Mr. Snell told the committee that KCARDís assistance and services consisted of: business management and operations analyses, business plan development, feasibility studies and market assessments, educational opportunities, management, staff and board training, business recordkeeping development, legal/accounting referrals and assistance, and continue hands-on professional business consultations. Mr. Snell also reviewed the businesses that KCARD had assisted, including producer cooperatives, value-added grain facilities, value-added meat marketers, farmers markets, various marketing cooperatives, as well as other ventures.

Mr. Snell concluded his presentation by outlining some of the positives and negatives for Kentucky agribusiness.

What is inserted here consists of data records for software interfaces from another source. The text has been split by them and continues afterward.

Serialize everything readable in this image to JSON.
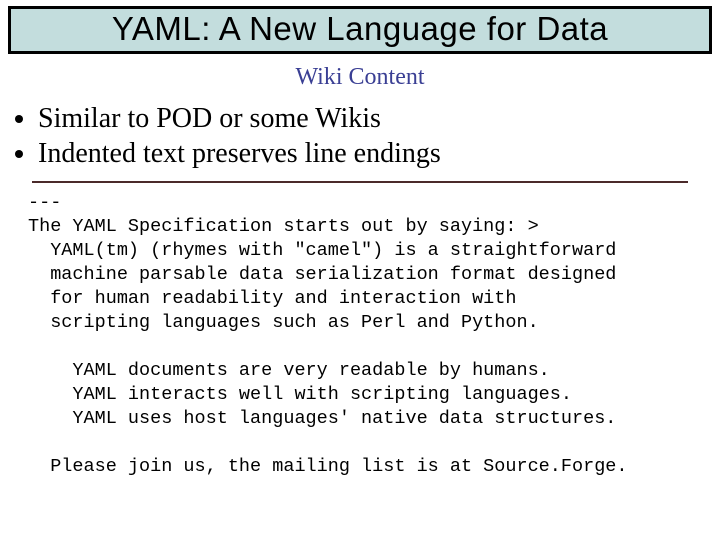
{
  "header": {
    "title": "YAML: A New Language for Data"
  },
  "subtitle": "Wiki Content",
  "bullets": [
    "Similar to POD or some Wikis",
    "Indented text preserves line endings"
  ],
  "code": "---\nThe YAML Specification starts out by saying: >\n  YAML(tm) (rhymes with \"camel\") is a straightforward\n  machine parsable data serialization format designed\n  for human readability and interaction with\n  scripting languages such as Perl and Python.\n\n    YAML documents are very readable by humans.\n    YAML interacts well with scripting languages.\n    YAML uses host languages' native data structures.\n\n  Please join us, the mailing list is at Source.Forge."
}
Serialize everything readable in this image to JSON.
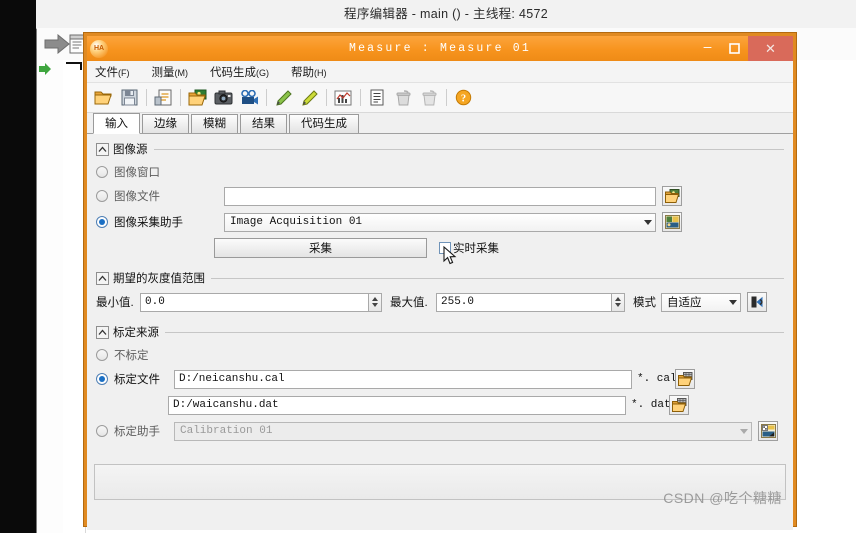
{
  "background": {
    "title": "程序编辑器 - main () - 主线程: 4572",
    "icons": [
      "right-arrow-icon",
      "document-icon",
      "green-arrow-icon"
    ]
  },
  "dialog": {
    "title": "Measure : Measure 01",
    "logo_text": "HA",
    "window_buttons": {
      "minimize": "–",
      "maximize": "❐",
      "close": "✕"
    },
    "menu": [
      {
        "label": "文件",
        "mnemonic": "(F)"
      },
      {
        "label": "测量",
        "mnemonic": "(M)"
      },
      {
        "label": "代码生成",
        "mnemonic": "(G)"
      },
      {
        "label": "帮助",
        "mnemonic": "(H)"
      }
    ],
    "toolbar_icons": [
      "open-folder-icon",
      "save-disk-icon",
      "save-as-icon",
      "open-image-icon",
      "camera-icon",
      "video-camera-icon",
      "pencil-green-icon",
      "pencil-yellow-icon",
      "chart-icon",
      "list-icon",
      "delete-trash-icon",
      "clear-trash-icon",
      "help-icon"
    ],
    "tabs": [
      {
        "label": "输入",
        "active": true
      },
      {
        "label": "边缘",
        "active": false
      },
      {
        "label": "模糊",
        "active": false
      },
      {
        "label": "结果",
        "active": false
      },
      {
        "label": "代码生成",
        "active": false
      }
    ],
    "image_source": {
      "group_title": "图像源",
      "options": [
        {
          "label": "图像窗口",
          "selected": false
        },
        {
          "label": "图像文件",
          "selected": false
        },
        {
          "label": "图像采集助手",
          "selected": true
        }
      ],
      "file_path": "",
      "file_path_placeholder": "",
      "acquisition_value": "Image Acquisition 01",
      "acquire_button": "采集",
      "live_checkbox_label": "实时采集",
      "live_checkbox_checked": false,
      "browse_icon": "open-image-folder-icon",
      "assistant_icon": "image-assistant-icon"
    },
    "gray_range": {
      "group_title": "期望的灰度值范围",
      "min_label": "最小值.",
      "min_value": "0.0",
      "max_label": "最大值.",
      "max_value": "255.0",
      "mode_label": "模式",
      "mode_value": "自适应",
      "apply_icon": "apply-arrow-icon"
    },
    "calibration": {
      "group_title": "标定来源",
      "options": [
        {
          "label": "不标定",
          "selected": false
        },
        {
          "label": "标定文件",
          "selected": true
        },
        {
          "label": "标定助手",
          "selected": false
        }
      ],
      "cal_file": "D:/neicanshu.cal",
      "cal_file_suffix": "*. cal",
      "dat_file": "D:/waicanshu.dat",
      "dat_file_suffix": "*. dat",
      "assistant_value": "Calibration 01",
      "browse_cal_icon": "open-cal-folder-icon",
      "browse_dat_icon": "open-dat-folder-icon",
      "assistant_icon": "calibration-assistant-icon"
    }
  },
  "watermark": {
    "prefix": "CSDN @",
    "name": "吃个糖糖"
  }
}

Among the positives mentioned were strong legislative and political support, along with support from the educational sector, strong agricultural leadership, plus a demand for locally grown food. Among the negatives, he said, were not recognizing that change was inevitable, poor planning, failure to invest in management and technology, lack of equity capital commitment, and short-changing management functions.

Responding to Representative Denham, Mr. Snell said KCARD did not charge fees, but would be considering that in the future. He said a fee structure probably would be based on a companyís financial situation and ability to pay.

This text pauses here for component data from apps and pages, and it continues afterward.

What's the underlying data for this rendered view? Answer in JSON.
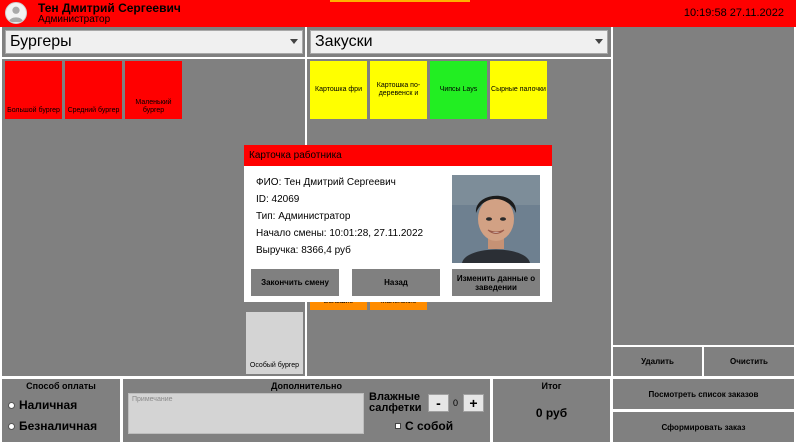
{
  "header": {
    "user_name": "Тен Дмитрий Сергеевич",
    "user_role": "Администратор",
    "clock": "10:19:58  27.11.2022"
  },
  "left_panel": {
    "category": "Бургеры",
    "items": [
      {
        "label": "Большой бургер",
        "color": "#ff0000"
      },
      {
        "label": "Средний бургер",
        "color": "#ff0000"
      },
      {
        "label": "Маленький бургер",
        "color": "#ff0000"
      }
    ],
    "special_item": {
      "label": "Особый бургер",
      "color": "#d4d4d4"
    }
  },
  "mid_panel": {
    "category": "Закуски",
    "items": [
      {
        "label": "Картошка фри",
        "color": "#ffff00"
      },
      {
        "label": "Картошка по-деревенск и",
        "color": "#ffff00"
      },
      {
        "label": "Чипсы Lays",
        "color": "#22ee22"
      },
      {
        "label": "Сырные палочки",
        "color": "#ffff00"
      }
    ],
    "partial_items": [
      {
        "label": "Большие",
        "color": "#ff8c00"
      },
      {
        "label": "Маленькие",
        "color": "#ff8c00"
      }
    ]
  },
  "right_panel": {
    "delete_label": "Удалить",
    "clear_label": "Очистить",
    "view_orders_label": "Посмотреть список заказов",
    "make_order_label": "Сформировать заказ"
  },
  "payment": {
    "title": "Способ оплаты",
    "options": [
      "Наличная",
      "Безналичная"
    ]
  },
  "extra": {
    "title": "Дополнительно",
    "notes_placeholder": "Примечание",
    "napkins_label": "Влажные салфетки",
    "minus": "-",
    "plus": "+",
    "count": "0",
    "takeaway_label": "С собой"
  },
  "total": {
    "title": "Итог",
    "value": "0 руб"
  },
  "modal": {
    "title": "Карточка работника",
    "fio": "ФИО: Тен Дмитрий Сергеевич",
    "id": "ID: 42069",
    "type": "Тип: Администратор",
    "shift_start": "Начало смены: 10:01:28, 27.11.2022",
    "revenue": "Выручка: 8366,4 руб",
    "end_shift_label": "Закончить смену",
    "back_label": "Назад",
    "edit_label": "Изменить данные о заведении"
  },
  "colors": {
    "accent": "#ff0000",
    "panel": "#808080",
    "yellow": "#ffff00",
    "green": "#22ee22",
    "orange": "#ff8c00"
  }
}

Representative Denham also asked what were some of the problems for businesses in rural communities. Mr. Snell said inexperienced management seemed to be a detriment for some local businesses.

According to Representative McKee, the assistance provided by KCARD was in line with the original intent of HB 611. †Representative McKee asked how they received referrals. Mr. Snell responded that many came from the staff of the Governorís Office of Agricultural Policy (GOAP), and others. He also mentioned that legislators could make referrals.

In closing, Mr. Snell said their hope was to help create jobs in communities. According to Mr. Snell, successes in one part of the state could be replicated in other parts.

Next,† Co-chair Gibson introduced Dr. Craig Infanger and Dr. Richard Maurer, of the University of Kentucky, who discussed their proposal to evaluate the effectiveness of the tobacco settlement fund investments in agriculture, agribusiness, and leadership since the outset of the program. The ADB approved the study in March at a cost of $218,000. Dr. Infanger said they agreed to undertake the study after GOAP officials approached them. The study would focus mainly on state non-model projects.

Dr. Infanger told the committee that they would address four key questions: where would Kentuckyís agriculture be without the ADB investments; what had been the quantitative and qualitative impacts of ADB investments; how had ADB investments leveraged other resources; and how had ADB programs affected county leadership and entrepreneurial leadership?

According to Dr. Maurer, the evaluation strategy would involve groupings or key focus areas. For evaluation purposes, the projects would be evaluated within small, medium or large categories, based on the size of the investments. Also, projects would be reviewed based on direct clientele use, such as production and value-added processing,† or indirect use, such as assistance provided through an intermediary.

Following their presentation, Co-chair Gibson said he hoped that if the researchers spotted negative aspects, they would note those.

Responding to Representative McKee, Mr. Rogers said the study was one that he had wanted done for some time. He told the committee that the cost of the study would come from restricted funds, and not from the general Agricultural Development Fund.

Representative Hoffman asked Mr. Rogers to update the committee at the next meeting on the losses sustained by Kentucky agriculture in the wake of the recent cold snap.

In an informal discussion, the committee agreed to begin meeting on the morning of the first Wednesday of the month, rather than the second Tuesday afternoon. The change was to begin with the May meeting.

Documents distributed during the Committee session are available with meeting materials in the LRC Library.

The meeting ended at approximately 3 p.m.